Exercise aim: Copy out each line of the data that holds the string "koszula".

(Data for the task Opens)

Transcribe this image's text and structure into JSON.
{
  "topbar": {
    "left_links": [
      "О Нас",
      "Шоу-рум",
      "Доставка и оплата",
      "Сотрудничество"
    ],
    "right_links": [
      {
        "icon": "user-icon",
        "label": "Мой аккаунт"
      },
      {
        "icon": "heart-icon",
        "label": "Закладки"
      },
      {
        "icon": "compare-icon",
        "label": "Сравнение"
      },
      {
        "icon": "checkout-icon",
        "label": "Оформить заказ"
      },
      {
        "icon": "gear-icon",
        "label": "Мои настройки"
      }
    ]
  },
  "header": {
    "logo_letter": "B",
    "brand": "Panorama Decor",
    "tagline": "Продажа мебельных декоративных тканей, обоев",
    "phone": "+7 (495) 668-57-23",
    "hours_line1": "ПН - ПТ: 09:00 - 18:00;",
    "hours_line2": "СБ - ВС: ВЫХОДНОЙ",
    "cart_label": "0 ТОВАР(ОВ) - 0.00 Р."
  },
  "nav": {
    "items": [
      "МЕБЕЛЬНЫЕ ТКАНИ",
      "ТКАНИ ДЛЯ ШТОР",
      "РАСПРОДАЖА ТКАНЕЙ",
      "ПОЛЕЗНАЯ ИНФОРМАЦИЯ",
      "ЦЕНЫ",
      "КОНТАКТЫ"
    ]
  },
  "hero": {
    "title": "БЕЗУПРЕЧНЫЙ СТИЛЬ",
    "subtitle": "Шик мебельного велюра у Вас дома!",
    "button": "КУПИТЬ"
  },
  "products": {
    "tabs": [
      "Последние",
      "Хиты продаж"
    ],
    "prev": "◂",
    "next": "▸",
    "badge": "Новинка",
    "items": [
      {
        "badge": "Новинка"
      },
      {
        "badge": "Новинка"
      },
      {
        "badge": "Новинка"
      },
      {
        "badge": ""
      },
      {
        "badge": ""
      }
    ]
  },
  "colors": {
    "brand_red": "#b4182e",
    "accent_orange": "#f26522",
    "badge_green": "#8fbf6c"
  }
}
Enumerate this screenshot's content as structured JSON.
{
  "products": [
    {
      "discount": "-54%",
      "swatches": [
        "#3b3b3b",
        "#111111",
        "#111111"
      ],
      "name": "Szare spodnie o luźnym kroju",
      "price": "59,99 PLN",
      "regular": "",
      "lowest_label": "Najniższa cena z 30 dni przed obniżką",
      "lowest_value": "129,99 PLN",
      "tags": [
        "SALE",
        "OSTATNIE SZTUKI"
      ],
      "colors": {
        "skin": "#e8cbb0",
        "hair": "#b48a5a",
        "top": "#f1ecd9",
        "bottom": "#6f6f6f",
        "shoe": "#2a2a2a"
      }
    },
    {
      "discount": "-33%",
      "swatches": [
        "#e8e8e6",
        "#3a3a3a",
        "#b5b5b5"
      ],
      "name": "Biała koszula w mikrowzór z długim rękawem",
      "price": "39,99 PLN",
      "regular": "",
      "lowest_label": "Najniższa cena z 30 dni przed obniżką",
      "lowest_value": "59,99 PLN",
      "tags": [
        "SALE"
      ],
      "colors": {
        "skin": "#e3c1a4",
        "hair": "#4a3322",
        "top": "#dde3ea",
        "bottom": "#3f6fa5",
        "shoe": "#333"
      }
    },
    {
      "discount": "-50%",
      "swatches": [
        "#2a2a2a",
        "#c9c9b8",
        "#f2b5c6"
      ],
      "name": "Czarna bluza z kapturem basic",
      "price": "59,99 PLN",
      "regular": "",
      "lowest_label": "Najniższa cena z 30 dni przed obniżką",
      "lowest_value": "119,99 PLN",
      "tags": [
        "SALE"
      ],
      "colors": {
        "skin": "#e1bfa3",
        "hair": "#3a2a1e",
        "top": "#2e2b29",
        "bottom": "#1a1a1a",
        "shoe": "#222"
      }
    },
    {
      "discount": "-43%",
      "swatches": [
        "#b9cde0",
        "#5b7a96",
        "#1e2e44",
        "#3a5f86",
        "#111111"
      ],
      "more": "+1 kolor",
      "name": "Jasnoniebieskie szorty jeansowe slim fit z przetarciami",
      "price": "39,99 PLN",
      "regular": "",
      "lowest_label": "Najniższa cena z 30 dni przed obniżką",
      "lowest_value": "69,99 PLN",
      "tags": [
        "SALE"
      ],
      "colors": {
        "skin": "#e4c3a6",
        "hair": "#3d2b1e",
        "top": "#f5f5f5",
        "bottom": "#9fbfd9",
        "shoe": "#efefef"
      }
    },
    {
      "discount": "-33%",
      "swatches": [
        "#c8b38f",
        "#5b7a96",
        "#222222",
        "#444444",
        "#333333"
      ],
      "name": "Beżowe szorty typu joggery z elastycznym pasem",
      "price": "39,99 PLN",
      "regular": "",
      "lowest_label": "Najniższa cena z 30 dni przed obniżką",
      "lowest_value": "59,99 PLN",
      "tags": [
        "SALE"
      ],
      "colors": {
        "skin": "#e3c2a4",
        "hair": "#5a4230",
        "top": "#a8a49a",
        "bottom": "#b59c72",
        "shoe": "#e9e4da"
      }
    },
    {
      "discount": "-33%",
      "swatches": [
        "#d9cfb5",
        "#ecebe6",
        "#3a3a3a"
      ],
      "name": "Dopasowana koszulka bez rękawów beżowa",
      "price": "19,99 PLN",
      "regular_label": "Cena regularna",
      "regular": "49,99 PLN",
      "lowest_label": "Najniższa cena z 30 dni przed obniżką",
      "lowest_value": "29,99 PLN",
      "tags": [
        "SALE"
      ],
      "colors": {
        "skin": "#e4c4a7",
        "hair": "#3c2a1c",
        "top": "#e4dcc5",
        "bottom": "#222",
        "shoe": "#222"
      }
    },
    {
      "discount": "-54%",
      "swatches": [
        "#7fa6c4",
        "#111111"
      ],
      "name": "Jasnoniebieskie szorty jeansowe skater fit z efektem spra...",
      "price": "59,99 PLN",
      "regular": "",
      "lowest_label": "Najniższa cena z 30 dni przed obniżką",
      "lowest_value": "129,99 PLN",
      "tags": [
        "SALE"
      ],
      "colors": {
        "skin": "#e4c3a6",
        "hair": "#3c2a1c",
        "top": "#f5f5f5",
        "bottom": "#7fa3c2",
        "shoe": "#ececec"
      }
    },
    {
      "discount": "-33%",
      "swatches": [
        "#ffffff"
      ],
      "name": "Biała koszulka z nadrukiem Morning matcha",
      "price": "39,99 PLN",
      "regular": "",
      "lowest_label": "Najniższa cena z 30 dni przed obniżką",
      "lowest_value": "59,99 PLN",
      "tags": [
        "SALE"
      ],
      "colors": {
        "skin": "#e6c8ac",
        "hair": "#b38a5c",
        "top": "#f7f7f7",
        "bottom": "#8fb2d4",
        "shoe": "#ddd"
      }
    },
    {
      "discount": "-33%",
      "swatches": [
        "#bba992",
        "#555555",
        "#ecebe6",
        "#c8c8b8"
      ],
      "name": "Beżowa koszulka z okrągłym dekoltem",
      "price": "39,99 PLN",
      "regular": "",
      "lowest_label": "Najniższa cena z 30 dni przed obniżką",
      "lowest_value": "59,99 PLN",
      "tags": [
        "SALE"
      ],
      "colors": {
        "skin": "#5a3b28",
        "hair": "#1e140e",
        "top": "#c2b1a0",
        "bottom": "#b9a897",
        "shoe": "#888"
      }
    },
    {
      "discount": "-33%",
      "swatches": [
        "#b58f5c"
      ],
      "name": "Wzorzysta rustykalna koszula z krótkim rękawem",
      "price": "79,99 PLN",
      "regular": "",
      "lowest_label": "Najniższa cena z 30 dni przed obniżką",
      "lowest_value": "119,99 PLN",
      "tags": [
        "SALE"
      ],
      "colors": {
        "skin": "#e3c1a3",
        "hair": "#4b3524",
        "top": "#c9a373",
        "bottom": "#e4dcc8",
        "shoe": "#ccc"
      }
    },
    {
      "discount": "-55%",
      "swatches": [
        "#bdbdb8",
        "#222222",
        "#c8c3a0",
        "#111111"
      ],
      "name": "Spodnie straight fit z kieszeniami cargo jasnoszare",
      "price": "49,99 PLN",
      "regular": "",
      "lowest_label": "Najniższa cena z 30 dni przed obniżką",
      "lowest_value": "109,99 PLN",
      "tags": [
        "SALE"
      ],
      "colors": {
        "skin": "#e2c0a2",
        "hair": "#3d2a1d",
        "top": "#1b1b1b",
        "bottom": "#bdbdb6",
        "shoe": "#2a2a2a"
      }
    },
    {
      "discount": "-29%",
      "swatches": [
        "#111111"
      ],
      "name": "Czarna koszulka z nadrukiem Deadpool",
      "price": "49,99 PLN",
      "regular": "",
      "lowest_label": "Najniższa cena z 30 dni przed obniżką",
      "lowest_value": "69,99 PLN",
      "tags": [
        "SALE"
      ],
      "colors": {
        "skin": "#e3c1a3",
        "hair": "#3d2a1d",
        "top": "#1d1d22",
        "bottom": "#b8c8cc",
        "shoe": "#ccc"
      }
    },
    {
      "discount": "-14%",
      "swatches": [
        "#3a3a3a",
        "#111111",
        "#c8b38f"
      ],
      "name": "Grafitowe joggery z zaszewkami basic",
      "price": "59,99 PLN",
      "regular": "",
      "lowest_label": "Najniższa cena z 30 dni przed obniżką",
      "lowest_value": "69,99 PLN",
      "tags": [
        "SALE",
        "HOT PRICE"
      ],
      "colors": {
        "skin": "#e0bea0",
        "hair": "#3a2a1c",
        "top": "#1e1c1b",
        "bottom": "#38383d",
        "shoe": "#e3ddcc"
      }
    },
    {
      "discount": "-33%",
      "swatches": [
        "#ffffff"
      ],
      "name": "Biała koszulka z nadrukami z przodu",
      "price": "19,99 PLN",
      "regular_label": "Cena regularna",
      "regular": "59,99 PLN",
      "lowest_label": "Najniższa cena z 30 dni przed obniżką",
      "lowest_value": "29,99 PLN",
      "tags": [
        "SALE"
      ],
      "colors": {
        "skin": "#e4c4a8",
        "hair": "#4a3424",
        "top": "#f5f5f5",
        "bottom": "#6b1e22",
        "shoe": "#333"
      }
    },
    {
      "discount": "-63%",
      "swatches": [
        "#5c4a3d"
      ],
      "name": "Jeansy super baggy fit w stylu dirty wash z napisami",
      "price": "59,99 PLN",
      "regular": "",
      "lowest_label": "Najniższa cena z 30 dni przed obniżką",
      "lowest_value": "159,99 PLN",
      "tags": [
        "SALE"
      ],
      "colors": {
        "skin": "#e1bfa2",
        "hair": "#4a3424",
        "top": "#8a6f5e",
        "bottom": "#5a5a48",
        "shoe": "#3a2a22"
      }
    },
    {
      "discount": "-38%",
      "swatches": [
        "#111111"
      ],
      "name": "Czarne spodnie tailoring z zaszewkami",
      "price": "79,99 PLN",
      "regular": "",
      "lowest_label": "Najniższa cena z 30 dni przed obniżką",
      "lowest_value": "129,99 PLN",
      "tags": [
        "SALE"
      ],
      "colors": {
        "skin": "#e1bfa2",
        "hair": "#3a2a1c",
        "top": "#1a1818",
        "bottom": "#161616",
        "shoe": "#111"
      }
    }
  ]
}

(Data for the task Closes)

Your response:
      "name": "Biała koszula w mikrowzór z długim rękawem",
      "name": "Wzorzysta rustykalna koszula z krótkim rękawem",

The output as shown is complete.